Gordon is a masterful storyteller, whose effortless prose style convinces the reader of the most unlikely scenarios. I never found any other novels by him, as a teenager, but I see from the bibliography below that he has produced a regular output for young adults, since his debut with TGUTS in the late sixties.
John Gordon, a bibliography
Interview in Ghosts and Scholars
Reviews by young people
This is that rare historical whodunnit – one which manages to have a female protagonist who really isn’t just a modern woman in fancy dress. It was a deserved winner of the CWA Ellis Peters Historical Award.
The mistress of the art of death of the title is Adelia Aguilar, a medieval pathologist from Salerno. This is perfectly plausible as the Salerno medical school in 12th century when this novel is set, accepted women.
Children are being murdered in Cambridge and the local population have fixed on the obvious culprits, the local Jews. Cash-strapped Henry II is non too pleased as the Jews are responsible for generating much of his revenue. He sends to Salerno for assistance which comes in the reluctant form of Dr Aguilar who must then overcome local prejudice to identify the real killer.
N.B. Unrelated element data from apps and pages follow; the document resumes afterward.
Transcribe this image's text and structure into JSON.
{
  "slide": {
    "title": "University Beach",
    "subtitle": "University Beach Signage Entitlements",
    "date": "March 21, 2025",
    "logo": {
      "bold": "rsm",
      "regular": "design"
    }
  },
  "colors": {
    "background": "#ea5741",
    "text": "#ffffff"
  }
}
This well written and pacey thriller had me turning the pages as fast as I could read them without once going near my historical howler button. Impeccable research, engaging characters and a deft plot make this a novel well worth reading.
Announcement of Franklin’s CWA win